| Data under study |
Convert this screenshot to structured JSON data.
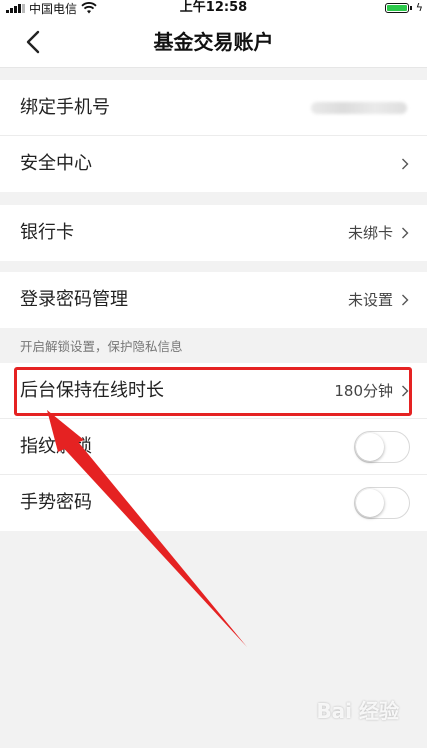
{
  "status_bar": {
    "carrier": "中国电信",
    "time": "上午12:58"
  },
  "nav": {
    "title": "基金交易账户"
  },
  "list": {
    "phone_label": "绑定手机号",
    "security_label": "安全中心",
    "bank_label": "银行卡",
    "bank_value": "未绑卡",
    "password_label": "登录密码管理",
    "password_value": "未设置",
    "section_note": "开启解锁设置，保护隐私信息",
    "online_label": "后台保持在线时长",
    "online_value": "180分钟",
    "fingerprint_label": "指纹解锁",
    "gesture_label": "手势密码"
  },
  "toggles": {
    "fingerprint_on": false,
    "gesture_on": false
  },
  "watermark": "Bai 经验",
  "colors": {
    "annotation": "#e52222",
    "battery": "#2cc94b"
  }
}
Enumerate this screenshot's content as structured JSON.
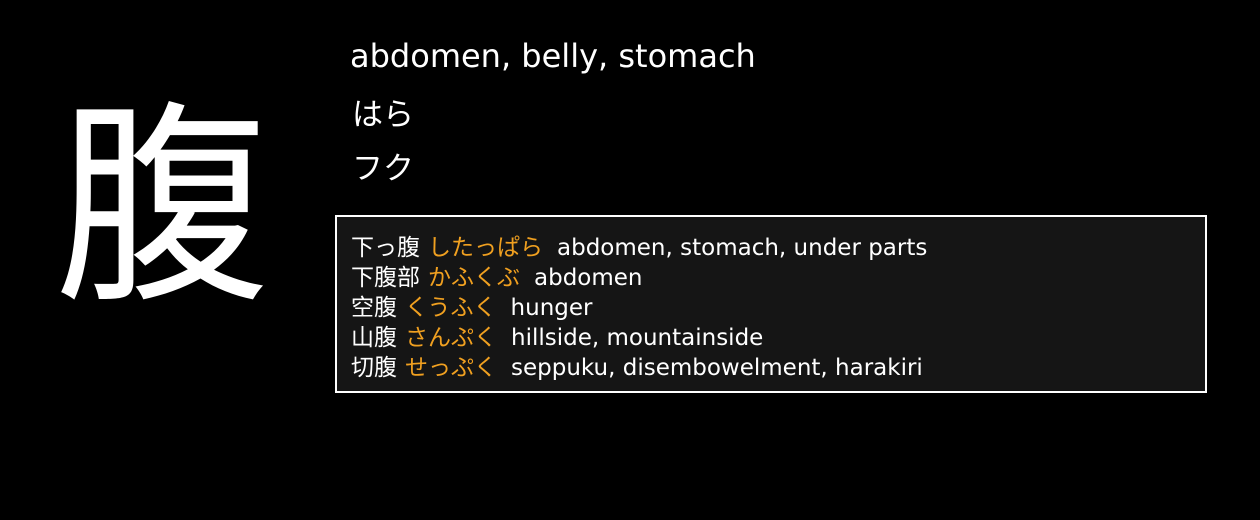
{
  "kanji": "腹",
  "meaning": "abdomen, belly, stomach",
  "kun_reading": "はら",
  "on_reading": "フク",
  "colors": {
    "background": "#000000",
    "text": "#ffffff",
    "reading_accent": "#f0a020",
    "box_background": "#151515",
    "box_border": "#ffffff"
  },
  "examples": [
    {
      "word": "下っ腹",
      "reading": "したっぱら",
      "gloss": "abdomen, stomach, under parts"
    },
    {
      "word": "下腹部",
      "reading": "かふくぶ",
      "gloss": "abdomen"
    },
    {
      "word": "空腹",
      "reading": "くうふく",
      "gloss": "hunger"
    },
    {
      "word": "山腹",
      "reading": "さんぷく",
      "gloss": "hillside, mountainside"
    },
    {
      "word": "切腹",
      "reading": "せっぷく",
      "gloss": "seppuku, disembowelment, harakiri"
    }
  ]
}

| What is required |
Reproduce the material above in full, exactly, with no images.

| Response to this task |
Convert this screenshot to structured JSON data.
{
  "status_bar": {
    "carrier": "中国电信",
    "time": "上午12:58"
  },
  "nav": {
    "title": "基金交易账户"
  },
  "list": {
    "phone_label": "绑定手机号",
    "security_label": "安全中心",
    "bank_label": "银行卡",
    "bank_value": "未绑卡",
    "password_label": "登录密码管理",
    "password_value": "未设置",
    "section_note": "开启解锁设置，保护隐私信息",
    "online_label": "后台保持在线时长",
    "online_value": "180分钟",
    "fingerprint_label": "指纹解锁",
    "gesture_label": "手势密码"
  },
  "toggles": {
    "fingerprint_on": false,
    "gesture_on": false
  },
  "watermark": "Bai 经验",
  "colors": {
    "annotation": "#e52222",
    "battery": "#2cc94b"
  }
}
Enumerate this screenshot's content as structured JSON.
{
  "kanji": "腹",
  "meaning": "abdomen, belly, stomach",
  "kun_reading": "はら",
  "on_reading": "フク",
  "colors": {
    "background": "#000000",
    "text": "#ffffff",
    "reading_accent": "#f0a020",
    "box_background": "#151515",
    "box_border": "#ffffff"
  },
  "examples": [
    {
      "word": "下っ腹",
      "reading": "したっぱら",
      "gloss": "abdomen, stomach, under parts"
    },
    {
      "word": "下腹部",
      "reading": "かふくぶ",
      "gloss": "abdomen"
    },
    {
      "word": "空腹",
      "reading": "くうふく",
      "gloss": "hunger"
    },
    {
      "word": "山腹",
      "reading": "さんぷく",
      "gloss": "hillside, mountainside"
    },
    {
      "word": "切腹",
      "reading": "せっぷく",
      "gloss": "seppuku, disembowelment, harakiri"
    }
  ]
}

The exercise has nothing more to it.